> Required work
Select and copy out every line in the records containing "Products".

(App and web page records)
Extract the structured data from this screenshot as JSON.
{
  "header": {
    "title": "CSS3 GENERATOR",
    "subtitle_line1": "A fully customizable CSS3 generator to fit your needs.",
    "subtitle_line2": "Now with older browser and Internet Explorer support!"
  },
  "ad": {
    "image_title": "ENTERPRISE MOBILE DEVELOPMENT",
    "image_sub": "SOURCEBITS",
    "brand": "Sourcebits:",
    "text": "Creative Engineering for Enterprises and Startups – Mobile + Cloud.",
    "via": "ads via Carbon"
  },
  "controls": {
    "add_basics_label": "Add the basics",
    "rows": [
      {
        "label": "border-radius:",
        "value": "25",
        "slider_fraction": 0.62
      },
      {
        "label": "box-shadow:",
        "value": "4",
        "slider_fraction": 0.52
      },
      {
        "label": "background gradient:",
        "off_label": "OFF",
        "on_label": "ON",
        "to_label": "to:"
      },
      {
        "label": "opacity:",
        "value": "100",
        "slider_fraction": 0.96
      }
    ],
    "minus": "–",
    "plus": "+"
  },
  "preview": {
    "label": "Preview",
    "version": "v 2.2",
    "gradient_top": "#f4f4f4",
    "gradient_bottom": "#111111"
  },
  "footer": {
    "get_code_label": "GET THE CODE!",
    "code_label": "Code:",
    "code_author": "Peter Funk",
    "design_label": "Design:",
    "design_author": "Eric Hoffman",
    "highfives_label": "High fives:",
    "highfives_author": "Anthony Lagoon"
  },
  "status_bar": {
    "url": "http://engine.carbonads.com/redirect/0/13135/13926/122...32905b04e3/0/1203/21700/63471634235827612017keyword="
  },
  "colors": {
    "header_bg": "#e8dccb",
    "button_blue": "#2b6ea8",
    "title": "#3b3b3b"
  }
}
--
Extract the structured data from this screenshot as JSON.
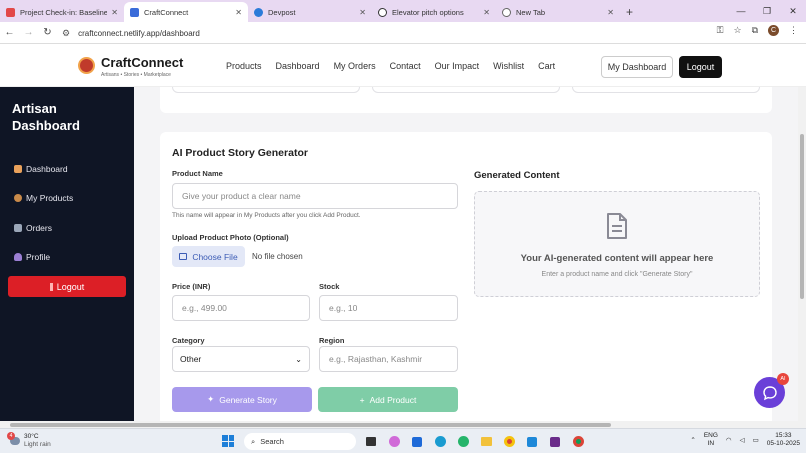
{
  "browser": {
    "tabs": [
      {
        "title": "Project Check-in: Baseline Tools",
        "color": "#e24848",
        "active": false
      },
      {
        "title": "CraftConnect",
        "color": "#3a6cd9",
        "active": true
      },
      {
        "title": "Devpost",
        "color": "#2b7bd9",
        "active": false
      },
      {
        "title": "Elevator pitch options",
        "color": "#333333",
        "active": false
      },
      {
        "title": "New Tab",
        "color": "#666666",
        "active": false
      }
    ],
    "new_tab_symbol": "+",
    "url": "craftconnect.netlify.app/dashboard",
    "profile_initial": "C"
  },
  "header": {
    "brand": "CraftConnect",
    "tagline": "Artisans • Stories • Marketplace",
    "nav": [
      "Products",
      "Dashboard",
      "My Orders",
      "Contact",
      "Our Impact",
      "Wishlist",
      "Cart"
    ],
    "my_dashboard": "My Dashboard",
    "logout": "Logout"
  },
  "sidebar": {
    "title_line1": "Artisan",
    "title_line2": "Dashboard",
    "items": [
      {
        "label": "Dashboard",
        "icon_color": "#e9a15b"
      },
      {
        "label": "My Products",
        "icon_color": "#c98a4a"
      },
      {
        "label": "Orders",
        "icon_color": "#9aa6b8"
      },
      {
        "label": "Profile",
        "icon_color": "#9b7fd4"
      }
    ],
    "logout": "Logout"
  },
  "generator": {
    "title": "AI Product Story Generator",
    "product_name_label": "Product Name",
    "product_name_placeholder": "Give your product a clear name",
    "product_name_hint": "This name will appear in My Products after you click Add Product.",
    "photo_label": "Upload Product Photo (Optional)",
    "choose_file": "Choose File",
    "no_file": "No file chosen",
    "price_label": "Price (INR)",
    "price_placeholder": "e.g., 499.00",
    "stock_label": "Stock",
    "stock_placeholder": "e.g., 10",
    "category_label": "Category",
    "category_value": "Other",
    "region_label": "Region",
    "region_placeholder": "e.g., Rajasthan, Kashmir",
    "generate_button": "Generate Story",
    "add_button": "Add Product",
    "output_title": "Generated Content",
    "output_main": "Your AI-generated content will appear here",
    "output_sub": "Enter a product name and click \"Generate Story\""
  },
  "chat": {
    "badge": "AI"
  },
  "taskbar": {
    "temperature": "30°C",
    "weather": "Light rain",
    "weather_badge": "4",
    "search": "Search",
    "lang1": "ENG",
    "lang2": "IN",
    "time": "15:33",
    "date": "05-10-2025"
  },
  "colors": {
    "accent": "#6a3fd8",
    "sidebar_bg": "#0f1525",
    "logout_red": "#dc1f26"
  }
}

> Solution for this task
      "Products",
        "label": "My Products",
    "product_name_hint": "This name will appear in My Products after you click Add Product.",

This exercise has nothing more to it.